The Town Council split on whether to prohibit self storage facilities from operating in Watertown on Tuesday, ultimately noting not to ban the use.
The proposed amendment to the town’s Zoning Ordinance came about after the Town Council approved a change to the parking requirements for self storage facilities in January.
Some Councilors and residents opposed the parking change — which reduced the parking requirement to one spot for every three storage units to two spots per every 10,000 sq. ft. of gross floor area — in part because the amendment came from the owners of the property at 80 Elm St., a potential spot for self storage.

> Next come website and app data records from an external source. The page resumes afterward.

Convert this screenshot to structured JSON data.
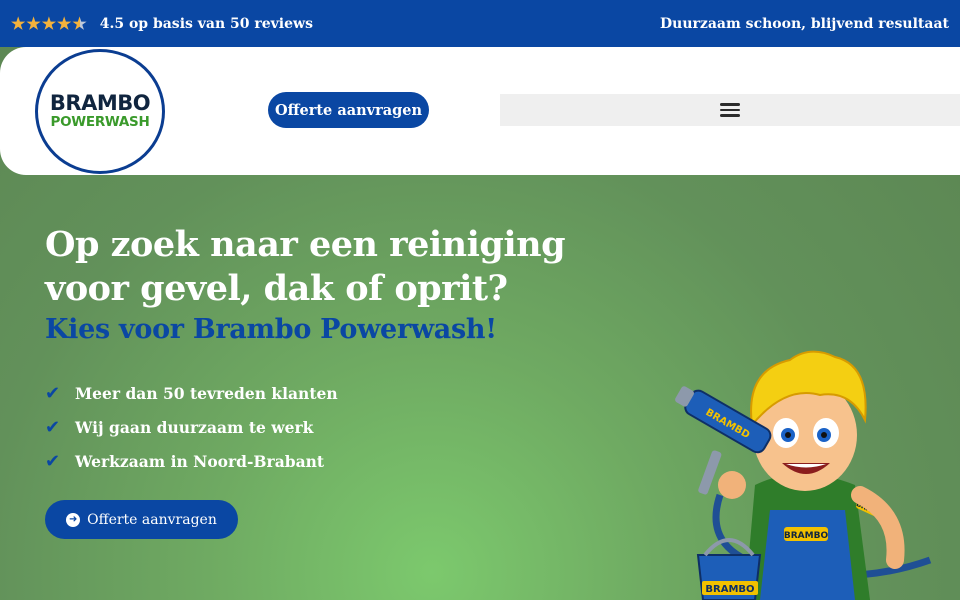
{
  "topbar": {
    "rating_value": 4.5,
    "rating_max": 5,
    "rating_text": "4.5 op basis van 50 reviews",
    "tagline": "Duurzaam schoon, blijvend resultaat"
  },
  "header": {
    "logo": {
      "line1": "BRAMBO",
      "line2": "POWERWASH"
    },
    "cta_label": "Offerte aanvragen",
    "menu_icon": "hamburger-icon"
  },
  "hero": {
    "title": "Op zoek naar een reiniging voor gevel, dak of oprit?",
    "subtitle": "Kies voor Brambo Powerwash!",
    "bullets": [
      "Meer dan 50 tevreden klanten",
      "Wij gaan duurzaam te werk",
      "Werkzaam in Noord-Brabant"
    ],
    "cta_label": "Offerte aanvragen",
    "mascot_text": {
      "gun": "BRAMBD",
      "shirt": "BRAMBO",
      "overalls": "BRAMBO",
      "bucket": "BRAMBO"
    }
  },
  "colors": {
    "brand_blue": "#0a47a3",
    "star": "#f3b23c",
    "hero_green": "#6faa62",
    "logo_green": "#3a9a2b"
  }
}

The question of banning self-storage as a use in Watertown went to the Planning Board in April. The proposal also included a report from the Watertown Planning Department which recommended that self storage be allowed if it gets a special permit from the town, and that it be a mixed use development. The proposal from the Planning department was to require either 20 percent of the ground floor be used for something other than self-storage, or incorporate a mix of uses on multiple floors which make up at least 10 percent of the total floor area. Another recommendation was to have at least a 50-foot setback from any abutting residential property.
Assistant Town Manager and Director of Community Development and Planning Steve Magoon said that many people use self storage, and currently Watertown residents and businesses must go out of town to use storage. It creates little traffic but also does not bring many people to the area to patronize other businesses.
Traditionally, self storage has been in large, monolithic buildings, Magoon said. More recently, however, they have been designed to be more attractive.
Ultimately the Planning Board voted to recommend not prohibiting self storage and said it should be allowed with a special permit. The board, however, did not require projects be mixed use.
East End Town Councilor Angeline Kounelis supported eliminating self storage as a use in town.
“I am voting this evening to oppose self storage,” Kounelis said. “They would be in I-1 and I-2 zones which would be predominantly located in the East End of Watertown.”
Kounelis added that along with 80 Elm St., developers have also expressed interest in putting self storage on a property on Coolidge Hill Road. She is concerned that the town changed the zoning to help specific properties.
“Are we enacting spot zoning for the benefit of a property owner?” Kounelis said.
Councilor Anthony Donato said that he does not think self storage should be totally eliminated, and it will still need to get approval from the Planning and Zoning boards for a special permit.
“It would eliminate the use in all I-1 and I-2 (industrial zones), not just 80 Elm St.,” Donato said. “I think the special permit process is the perfect way to resolve citizens concerns. The process works, if you think of the hotel (proposed for 80 Elm St.) that was ultimately denied.”
Councilor Caroline Bays wondered how many tax dollars self storage would bring in, and how much compared to other uses, such as a a hotel. Magoon said that he does not know how much each use would bring in. She also asked how many employees would be hired. Magoon said in most facilities there are one or two people working at a time.
Councilor Susan Falkoff said she opposed self storage because she does not like how they look and has never seen one of the attractive ones.
Councilor Lisa Feltner said she had trouble supporting self storage as is because it does not bring many people to the area to “activate” the area. She wanted to know if the proposal could be amended to require the recommendations from the Planning Department for having other uses along with self storage and require a set back.
Town Attorney Mark Reich said that an amendment could be made if it is less restrictive, but since the vote was on whether to restrict the use it would require a substitute motion.
Town Council President Mark Sideris and others said they were not ready to discuss alternative motions.
“I prepared to consider prohibiting a use or not,” Sideris said. “I am not prepared to vote on limitations.”
To pass, the amendment needed a two-thirds vote in favor, but the amendment fell 4-5, with Falkoff, Feltner, Kounelis and Bays voting yes.